→ **The task**
Every line in the records below with the string "subtitle" is to be copied out.

(Source data)
☆ ☆ ☆ ☆ ☆ ☆ ☆

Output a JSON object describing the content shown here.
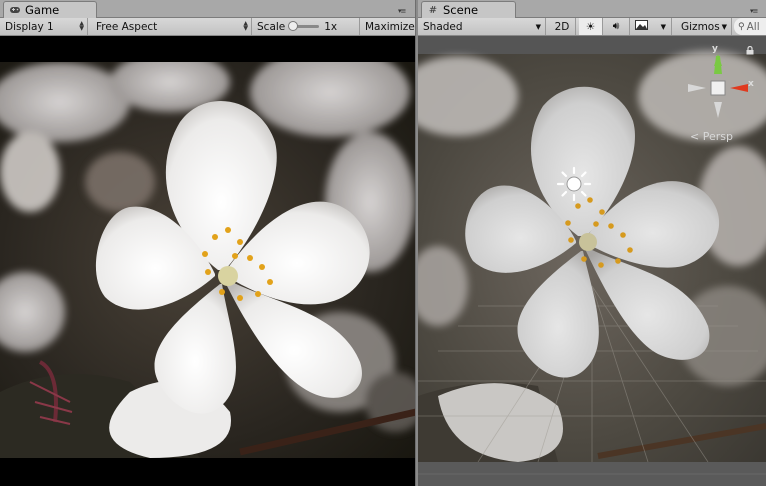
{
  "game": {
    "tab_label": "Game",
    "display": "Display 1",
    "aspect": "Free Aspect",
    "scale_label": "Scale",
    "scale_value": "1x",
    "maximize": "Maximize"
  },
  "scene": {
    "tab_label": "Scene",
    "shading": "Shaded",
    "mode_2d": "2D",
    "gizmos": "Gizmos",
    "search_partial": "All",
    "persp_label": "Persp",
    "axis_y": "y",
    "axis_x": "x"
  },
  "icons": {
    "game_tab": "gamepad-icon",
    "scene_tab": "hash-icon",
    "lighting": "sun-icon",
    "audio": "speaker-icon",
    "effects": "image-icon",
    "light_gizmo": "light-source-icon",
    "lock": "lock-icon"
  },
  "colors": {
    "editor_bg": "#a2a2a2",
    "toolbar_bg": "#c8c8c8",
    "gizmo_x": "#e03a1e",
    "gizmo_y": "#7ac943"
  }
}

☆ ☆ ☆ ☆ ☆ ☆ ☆

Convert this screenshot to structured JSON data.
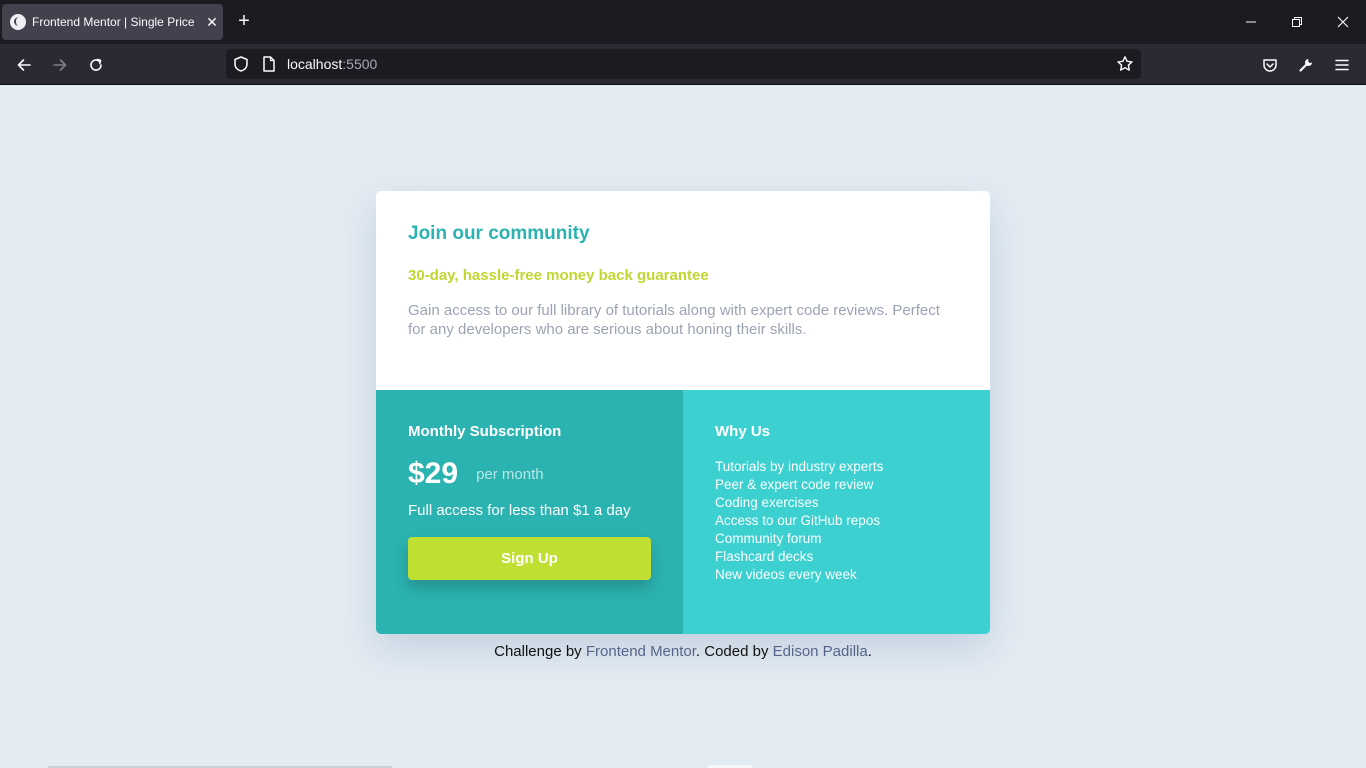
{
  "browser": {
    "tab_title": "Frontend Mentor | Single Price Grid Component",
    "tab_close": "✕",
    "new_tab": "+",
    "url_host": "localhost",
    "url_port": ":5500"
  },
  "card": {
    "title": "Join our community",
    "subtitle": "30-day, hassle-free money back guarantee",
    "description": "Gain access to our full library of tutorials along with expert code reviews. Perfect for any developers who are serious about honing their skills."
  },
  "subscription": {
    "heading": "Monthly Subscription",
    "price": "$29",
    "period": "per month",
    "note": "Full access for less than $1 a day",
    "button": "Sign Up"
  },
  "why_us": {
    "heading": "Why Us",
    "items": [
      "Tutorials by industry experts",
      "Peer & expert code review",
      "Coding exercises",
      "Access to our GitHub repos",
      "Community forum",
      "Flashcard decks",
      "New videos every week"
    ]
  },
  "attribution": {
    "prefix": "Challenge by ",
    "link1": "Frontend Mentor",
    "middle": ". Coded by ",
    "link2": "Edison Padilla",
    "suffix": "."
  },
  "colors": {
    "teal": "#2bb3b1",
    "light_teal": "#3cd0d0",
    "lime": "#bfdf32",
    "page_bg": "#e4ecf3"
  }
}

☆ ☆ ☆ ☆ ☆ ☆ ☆

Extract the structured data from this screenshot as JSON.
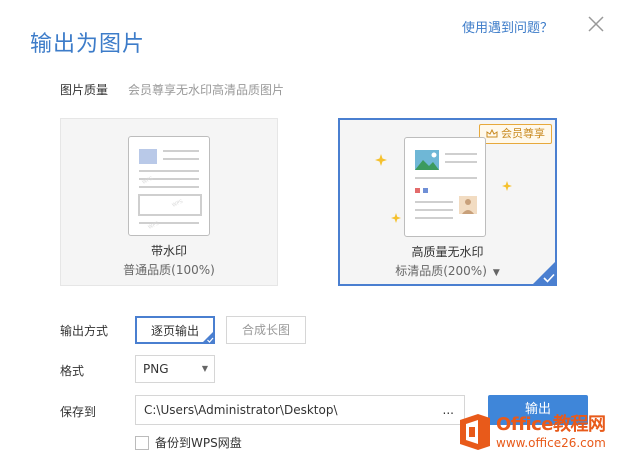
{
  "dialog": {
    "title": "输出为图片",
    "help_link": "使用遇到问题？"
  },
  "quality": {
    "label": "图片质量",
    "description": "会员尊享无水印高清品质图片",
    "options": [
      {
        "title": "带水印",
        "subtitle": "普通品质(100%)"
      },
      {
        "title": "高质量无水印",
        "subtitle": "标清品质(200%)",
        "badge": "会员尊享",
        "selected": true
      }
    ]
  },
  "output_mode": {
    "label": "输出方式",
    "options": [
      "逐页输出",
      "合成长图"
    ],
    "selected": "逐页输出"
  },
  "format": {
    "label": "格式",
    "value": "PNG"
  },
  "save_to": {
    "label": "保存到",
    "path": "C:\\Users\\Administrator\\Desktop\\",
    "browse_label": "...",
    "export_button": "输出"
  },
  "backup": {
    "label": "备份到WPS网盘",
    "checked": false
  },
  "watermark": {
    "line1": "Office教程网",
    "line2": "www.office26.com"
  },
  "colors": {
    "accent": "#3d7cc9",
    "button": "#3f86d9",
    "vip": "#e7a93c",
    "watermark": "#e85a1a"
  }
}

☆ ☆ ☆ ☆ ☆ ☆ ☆

→ **Solution to the exercise**
    "subtitle": "30-day, hassle-free money back guarantee",
        "subtitle": "普通品质(100%)"
        "subtitle": "标清品质(200%)",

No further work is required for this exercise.